Fact: Maureen Johnson is hilarious. I know it, she knows it, John Green knows it, and, once you read this novel, you’ll know it too.* Unless you’ve heard her speak at a certain nerdy convention, then you already know. THE POINT IS, she is full of wit and snark and she makes me laugh, especially in Suite Scarlett.
When I found out she would be the keynote speaker at the Book Blogger Convention (BBC), I decided to read some of her books because I like to do my homework. I read Devilish and 13 Little Blue Envelopes, neither of which I really enjoyed. I actively avoided reading Suite Scarlett because of the cover, assuming it would be a middle-of-the-road “chick lit” novel. I was confused, then, when I met Maureen and she was so charismatic and entertaining. Why weren’t her books like that? At the BBC, we were given a copy of the audio book for Suite Scarlett, so I suspended my bias regarding the cover and decided to give her work another chance.

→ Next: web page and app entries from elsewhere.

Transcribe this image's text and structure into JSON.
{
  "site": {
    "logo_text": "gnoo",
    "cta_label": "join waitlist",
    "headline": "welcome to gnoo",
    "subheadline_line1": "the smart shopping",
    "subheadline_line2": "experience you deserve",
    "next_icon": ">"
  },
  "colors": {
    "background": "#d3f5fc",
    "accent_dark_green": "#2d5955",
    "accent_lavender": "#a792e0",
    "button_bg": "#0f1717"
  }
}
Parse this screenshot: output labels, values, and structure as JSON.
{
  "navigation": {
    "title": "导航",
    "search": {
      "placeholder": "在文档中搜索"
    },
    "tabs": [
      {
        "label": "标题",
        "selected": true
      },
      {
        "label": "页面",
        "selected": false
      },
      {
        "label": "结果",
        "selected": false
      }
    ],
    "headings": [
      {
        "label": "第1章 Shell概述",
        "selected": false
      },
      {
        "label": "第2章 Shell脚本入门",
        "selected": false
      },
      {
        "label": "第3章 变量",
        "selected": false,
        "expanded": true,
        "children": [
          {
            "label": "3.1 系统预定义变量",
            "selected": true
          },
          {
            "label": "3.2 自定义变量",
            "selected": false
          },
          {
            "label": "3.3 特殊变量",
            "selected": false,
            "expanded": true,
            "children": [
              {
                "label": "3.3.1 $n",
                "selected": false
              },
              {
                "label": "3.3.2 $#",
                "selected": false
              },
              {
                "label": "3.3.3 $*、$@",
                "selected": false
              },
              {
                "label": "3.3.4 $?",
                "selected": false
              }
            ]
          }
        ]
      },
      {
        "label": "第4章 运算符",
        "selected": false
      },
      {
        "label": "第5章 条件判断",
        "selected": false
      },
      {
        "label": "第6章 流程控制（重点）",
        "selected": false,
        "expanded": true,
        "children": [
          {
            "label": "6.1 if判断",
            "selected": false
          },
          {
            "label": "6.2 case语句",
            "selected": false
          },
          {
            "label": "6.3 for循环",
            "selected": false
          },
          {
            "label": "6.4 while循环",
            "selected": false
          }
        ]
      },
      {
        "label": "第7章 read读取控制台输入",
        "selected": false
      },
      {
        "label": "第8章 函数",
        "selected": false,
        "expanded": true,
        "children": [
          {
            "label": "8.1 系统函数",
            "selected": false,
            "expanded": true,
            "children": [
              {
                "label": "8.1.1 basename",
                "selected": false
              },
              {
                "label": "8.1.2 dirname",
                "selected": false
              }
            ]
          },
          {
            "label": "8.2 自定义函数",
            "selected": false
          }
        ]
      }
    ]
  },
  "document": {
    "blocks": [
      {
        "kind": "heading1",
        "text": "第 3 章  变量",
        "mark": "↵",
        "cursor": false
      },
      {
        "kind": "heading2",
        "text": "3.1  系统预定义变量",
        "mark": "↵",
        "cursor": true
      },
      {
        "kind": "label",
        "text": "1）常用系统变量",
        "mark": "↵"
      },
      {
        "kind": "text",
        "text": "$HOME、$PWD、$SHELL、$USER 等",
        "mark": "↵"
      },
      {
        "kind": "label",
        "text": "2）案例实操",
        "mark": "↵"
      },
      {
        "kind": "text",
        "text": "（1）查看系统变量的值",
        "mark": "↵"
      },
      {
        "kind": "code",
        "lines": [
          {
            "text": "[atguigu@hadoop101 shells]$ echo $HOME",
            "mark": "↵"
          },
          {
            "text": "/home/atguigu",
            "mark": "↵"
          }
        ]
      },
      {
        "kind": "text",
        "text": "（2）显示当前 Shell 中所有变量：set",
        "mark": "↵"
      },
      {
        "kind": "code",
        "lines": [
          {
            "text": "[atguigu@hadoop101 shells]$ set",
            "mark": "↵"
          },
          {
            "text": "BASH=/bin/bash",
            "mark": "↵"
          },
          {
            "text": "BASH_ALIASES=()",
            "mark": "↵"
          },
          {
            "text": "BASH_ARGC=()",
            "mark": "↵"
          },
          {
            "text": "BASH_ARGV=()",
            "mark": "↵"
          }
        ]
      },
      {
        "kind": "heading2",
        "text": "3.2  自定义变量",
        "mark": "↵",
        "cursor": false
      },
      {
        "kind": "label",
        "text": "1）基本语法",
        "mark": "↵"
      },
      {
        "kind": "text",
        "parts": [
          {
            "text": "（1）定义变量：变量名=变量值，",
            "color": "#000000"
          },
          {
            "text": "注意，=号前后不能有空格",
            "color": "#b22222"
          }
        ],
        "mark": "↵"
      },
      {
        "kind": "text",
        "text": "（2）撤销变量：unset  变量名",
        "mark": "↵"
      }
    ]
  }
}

It’s tradition in Scarlett Martin’s hotel owning/running family that upon turning fifteen, one is given the responsibility of maintaining a suite and any possible guests that suite might have. Scarlett is a bit taken aback when she is given the Empire Suite, the most fancy and expensive in the entire hotel. She assumes her parents don’t think she can handle the assignment, which is quite possible since the hotel rarely has guests as it is, never mind in the most costly set of rooms. Then a tornado of a guest, Mrs. Amberson, arrives and rents the Empire suite, hires Scarlett as her assistant, and becomes deeply involved in Scarlett’s older brother Spencer’s acting career. Hijinks ensue. But smart ones!
Suite Scarlett is the book I was wishing Maureen had written. Although there’s a love story, it isn’t corny, and the book ends up being more about Scarlett and her family (with New York City an honorary member). And it passes the Bechdel Test**!
On the narration: She did all the voices, all the emotions, even fake coughs. One of the better narrations I’ve heard.
*You are allowed to disagree, of course. Just don’t tell me, because it will make me frown.
** Although usually used in regard to movies, the Bechdel Test requires 1) at least two female charcters who 2) talk to each other 3) about something other than boys. You’d be surprised by just how many movies and books do not reach this simple goal.
Disclosure: The mp3 audio version of the book was included in the BBC swag bag.